Nevertheless, an “End of Life Choice Bill” has been drawn from the Ballot and will be debated in Parliament later this month. It is important that the voice of the people be heard, and a law that will not be able to avoid unintended consequences be roundly defeated.

Opening the door to a death-on-demand policy, however tightly restricted the option might be, increases the possibility of manipulation, whereby the elderly or terminally ill could be made to feel obligated to seek a medically assisted death.  Just as no one wants to see their loved one suffering, or awaiting death through a protracted illness, nobody wants to be a burden on others. A request for a medically assisted death from a patient may present as a rational and conscious decision while, in reality, because of pressure or a sense of duty is not a completely free choice. No legislation should enable such an unjust situation to arise.

Nor can our lawmakers expect the medical profession to abandon the commitment to heal and preserve life by making them collaborators in the termination of life.

Our Bishops ask us to become well-informed on this issue, and invite us to send postcards to our MPs urging them to vote “No” to this Bill. Please do so.

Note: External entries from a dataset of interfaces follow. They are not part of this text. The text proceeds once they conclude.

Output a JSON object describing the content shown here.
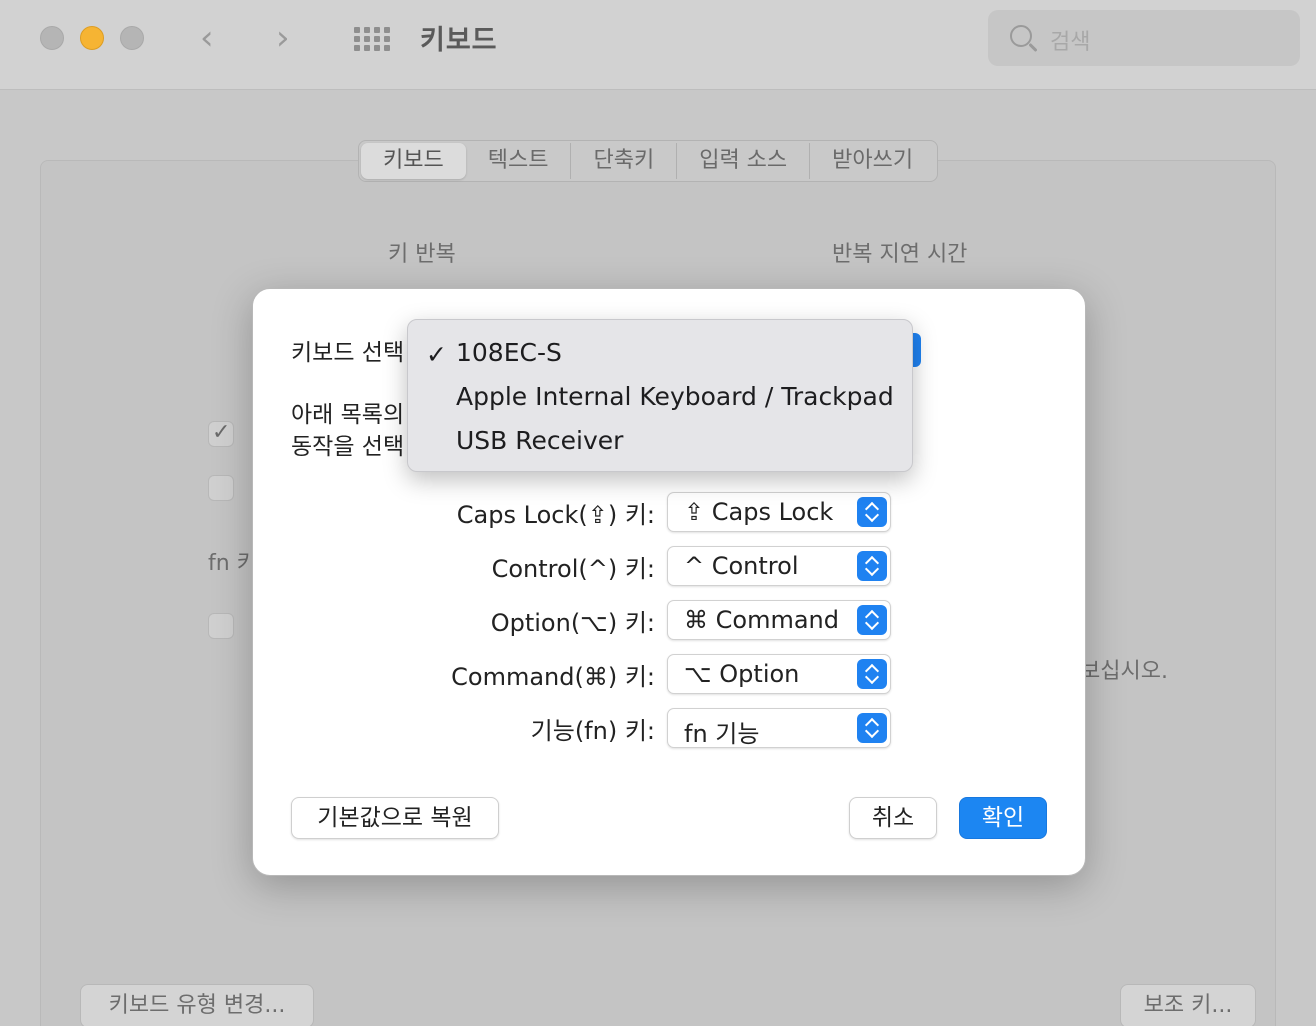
{
  "window": {
    "title": "키보드",
    "search_placeholder": "검색"
  },
  "tabs": [
    "키보드",
    "텍스트",
    "단축키",
    "입력 소스",
    "받아쓰기"
  ],
  "background": {
    "key_repeat_label": "키 반복",
    "repeat_delay_label": "반복 지연 시간",
    "fn_label_partial": "fn 키",
    "partial_text": "보십시오.",
    "change_keyboard_type_button": "키보드 유형 변경...",
    "modifier_keys_button": "보조 키..."
  },
  "sheet": {
    "keyboard_select_label": "키보드 선택",
    "instruction_line1": "아래 목록의",
    "instruction_line2": "동작을 선택",
    "rows": [
      {
        "label": "Caps Lock(⇪) 키:",
        "value": "⇪ Caps Lock"
      },
      {
        "label": "Control(^) 키:",
        "value": "^ Control"
      },
      {
        "label": "Option(⌥) 키:",
        "value": "⌘ Command"
      },
      {
        "label": "Command(⌘) 키:",
        "value": "⌥ Option"
      },
      {
        "label": "기능(fn) 키:",
        "value": "fn 기능"
      }
    ],
    "restore_defaults_button": "기본값으로 복원",
    "cancel_button": "취소",
    "ok_button": "확인"
  },
  "keyboard_menu": {
    "items": [
      "108EC-S",
      "Apple Internal Keyboard / Trackpad",
      "USB Receiver"
    ],
    "selected": "108EC-S"
  }
}
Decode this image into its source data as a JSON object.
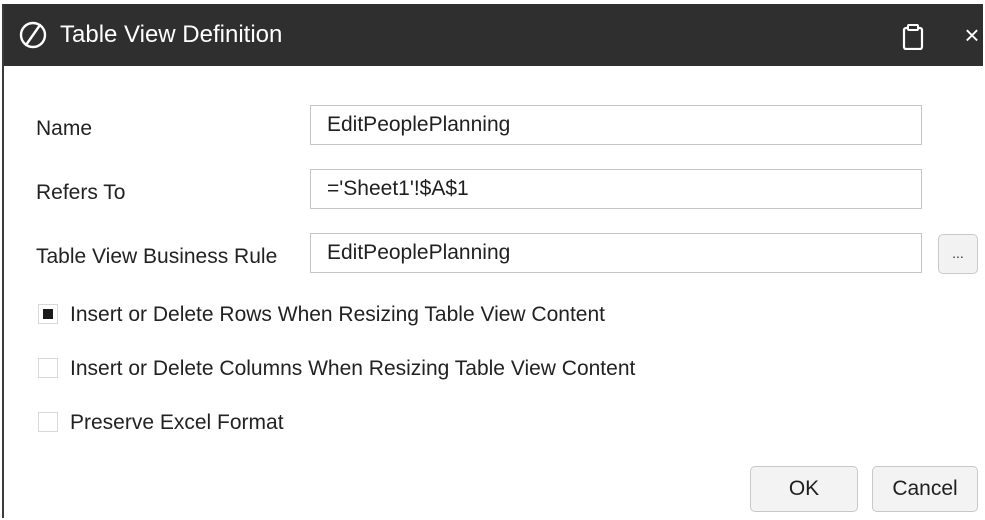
{
  "window": {
    "title": "Table View Definition",
    "logo_icon": "oracle-smart-view-logo-icon",
    "clipboard_icon": "clipboard-icon",
    "close_glyph": "×"
  },
  "form": {
    "name": {
      "label": "Name",
      "value": "EditPeoplePlanning"
    },
    "refers_to": {
      "label": "Refers To",
      "value": "='Sheet1'!$A$1"
    },
    "business_rule": {
      "label": "Table View Business Rule",
      "value": "EditPeoplePlanning",
      "browse_label": "..."
    }
  },
  "options": [
    {
      "label": "Insert or Delete Rows When Resizing Table View Content",
      "checked": true
    },
    {
      "label": "Insert or Delete Columns When Resizing Table View Content",
      "checked": false
    },
    {
      "label": "Preserve Excel Format",
      "checked": false
    }
  ],
  "buttons": {
    "ok": "OK",
    "cancel": "Cancel"
  },
  "colors": {
    "titlebar": "#2f2f2f",
    "title_text": "#ffffff",
    "checkbox_mark": "#1a1a1a"
  }
}
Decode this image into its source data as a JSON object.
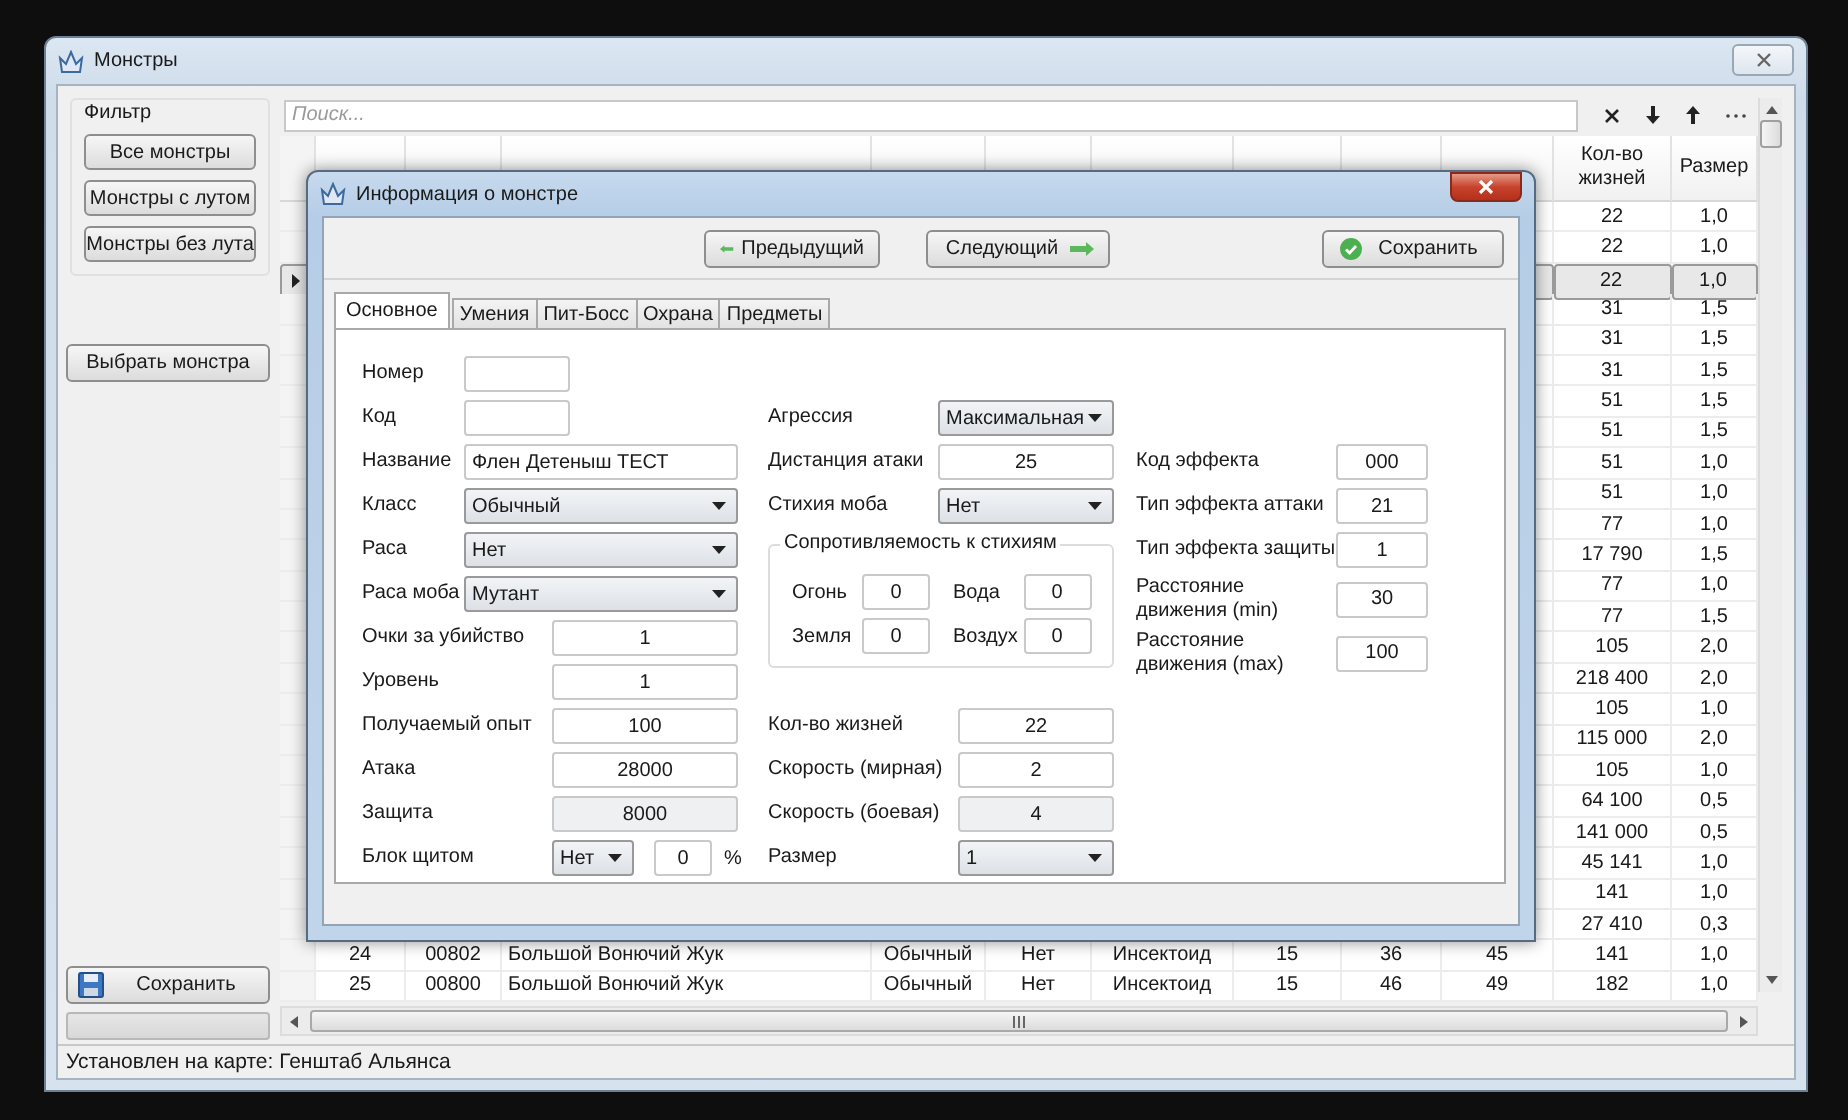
{
  "window": {
    "title": "Монстры"
  },
  "filter": {
    "title": "Фильтр",
    "buttons": [
      "Все монстры",
      "Монстры с лутом",
      "Монстры без лута"
    ]
  },
  "select_button": "Выбрать монстра",
  "save_button": "Сохранить",
  "progress": {
    "level": 0
  },
  "search": {
    "placeholder": "Поиск..."
  },
  "table": {
    "columns": [
      "Кол-во жизней",
      "Размер"
    ],
    "rows": [
      {
        "selected": false,
        "cells": [
          "22",
          "1,0"
        ]
      },
      {
        "selected": false,
        "cells": [
          "22",
          "1,0"
        ]
      },
      {
        "selected": true,
        "cells": [
          "22",
          "1,0"
        ]
      },
      {
        "selected": false,
        "cells": [
          "31",
          "1,5"
        ]
      },
      {
        "selected": false,
        "cells": [
          "31",
          "1,5"
        ]
      },
      {
        "selected": false,
        "cells": [
          "31",
          "1,5"
        ]
      },
      {
        "selected": false,
        "cells": [
          "51",
          "1,5"
        ]
      },
      {
        "selected": false,
        "cells": [
          "51",
          "1,5"
        ]
      },
      {
        "selected": false,
        "cells": [
          "51",
          "1,0"
        ]
      },
      {
        "selected": false,
        "cells": [
          "51",
          "1,0"
        ]
      },
      {
        "selected": false,
        "cells": [
          "77",
          "1,0"
        ]
      },
      {
        "selected": false,
        "cells": [
          "17 790",
          "1,5"
        ]
      },
      {
        "selected": false,
        "cells": [
          "77",
          "1,0"
        ]
      },
      {
        "selected": false,
        "cells": [
          "77",
          "1,5"
        ]
      },
      {
        "selected": false,
        "cells": [
          "105",
          "2,0"
        ]
      },
      {
        "selected": false,
        "cells": [
          "218 400",
          "2,0"
        ]
      },
      {
        "selected": false,
        "cells": [
          "105",
          "1,0"
        ]
      },
      {
        "selected": false,
        "cells": [
          "115 000",
          "2,0"
        ]
      },
      {
        "selected": false,
        "cells": [
          "105",
          "1,0"
        ]
      },
      {
        "selected": false,
        "cells": [
          "64 100",
          "0,5"
        ]
      },
      {
        "selected": false,
        "cells": [
          "141 000",
          "0,5"
        ]
      },
      {
        "selected": false,
        "cells": [
          "45 141",
          "1,0"
        ]
      },
      {
        "selected": false,
        "cells": [
          "141",
          "1,0"
        ]
      },
      {
        "selected": false,
        "cells": [
          "27 410",
          "0,3"
        ]
      },
      {
        "selected": false,
        "cells": [
          "24",
          "00802",
          "Большой Вонючий Жук",
          "Обычный",
          "Нет",
          "Инсектоид",
          "15",
          "36",
          "45",
          "141",
          "1,0"
        ]
      },
      {
        "selected": false,
        "cells": [
          "25",
          "00800",
          "Большой Вонючий Жук",
          "Обычный",
          "Нет",
          "Инсектоид",
          "15",
          "46",
          "49",
          "182",
          "1,0"
        ]
      }
    ]
  },
  "status_bar": "Установлен на карте: Генштаб Альянса",
  "dialog": {
    "title": "Информация о монстре",
    "prev_button": "Предыдущий",
    "next_button": "Следующий",
    "save_button": "Сохранить",
    "tabs": [
      {
        "label": "Основное",
        "selected": true
      },
      {
        "label": "Умения",
        "selected": false
      },
      {
        "label": "Пит-Босс",
        "selected": false
      },
      {
        "label": "Охрана",
        "selected": false
      },
      {
        "label": "Предметы",
        "selected": false
      }
    ],
    "identity": [
      {
        "kind": "short_input",
        "label": "Номер",
        "readonly": false
      },
      {
        "kind": "short_input",
        "label": "Код",
        "readonly": false
      },
      {
        "kind": "input",
        "label": "Название",
        "value": "Флен Детеныш ТЕСТ",
        "readonly": false
      },
      {
        "kind": "select",
        "label": "Класс",
        "value": "Обычный"
      },
      {
        "kind": "select",
        "label": "Раса",
        "value": "Нет"
      },
      {
        "kind": "select",
        "label": "Раса моба",
        "value": "Мутант"
      }
    ],
    "stats": [
      {
        "kind": "input",
        "label": "Очки за убийство",
        "value": "1",
        "readonly": false
      },
      {
        "kind": "input",
        "label": "Уровень",
        "value": "1",
        "readonly": false
      },
      {
        "kind": "input",
        "label": "Получаемый опыт",
        "value": "100",
        "readonly": false
      },
      {
        "kind": "input",
        "label": "Атака",
        "value": "28000",
        "readonly": false
      },
      {
        "kind": "input",
        "label": "Защита",
        "value": "8000",
        "readonly": true
      },
      {
        "kind": "shield",
        "label": "Блок щитом",
        "option": "Нет",
        "value": "0",
        "unit": "%"
      }
    ],
    "combat": [
      {
        "kind": "select",
        "label": "Агрессия",
        "value": "Максимальная"
      },
      {
        "kind": "input",
        "label": "Дистанция атаки",
        "value": "25",
        "readonly": false
      },
      {
        "kind": "select",
        "label": "Стихия моба",
        "value": "Нет"
      }
    ],
    "resistance": {
      "title": "Сопротивляемость к стихиям",
      "fields": [
        {
          "label": "Огонь",
          "value": "0"
        },
        {
          "label": "Вода",
          "value": "0"
        },
        {
          "label": "Земля",
          "value": "0"
        },
        {
          "label": "Воздух",
          "value": "0"
        }
      ]
    },
    "vitals": [
      {
        "kind": "input",
        "label": "Кол-во жизней",
        "value": "22",
        "readonly": false
      },
      {
        "kind": "input",
        "label": "Скорость (мирная)",
        "value": "2",
        "readonly": false
      },
      {
        "kind": "input",
        "label": "Скорость (боевая)",
        "value": "4",
        "readonly": true
      },
      {
        "kind": "select",
        "label": "Размер",
        "value": "1"
      }
    ],
    "effects": [
      {
        "kind": "input",
        "label": "Код эффекта",
        "value": "000",
        "readonly": false
      },
      {
        "kind": "input",
        "label": "Тип эффекта аттаки",
        "value": "21",
        "readonly": false
      },
      {
        "kind": "input",
        "label": "Тип эффекта защиты",
        "value": "1",
        "readonly": false
      },
      {
        "kind": "input",
        "label": "Расстояние движения (min)",
        "value": "30",
        "readonly": false
      },
      {
        "kind": "input",
        "label": "Расстояние движения (max)",
        "value": "100",
        "readonly": false
      }
    ]
  }
}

I was reminded recently of words of St Augustine: what’s right is right, even if no one is doing it; and what’s wrong is wrong, even if everyone’s doing it.

Fr James

The full newsletter can be viewed here.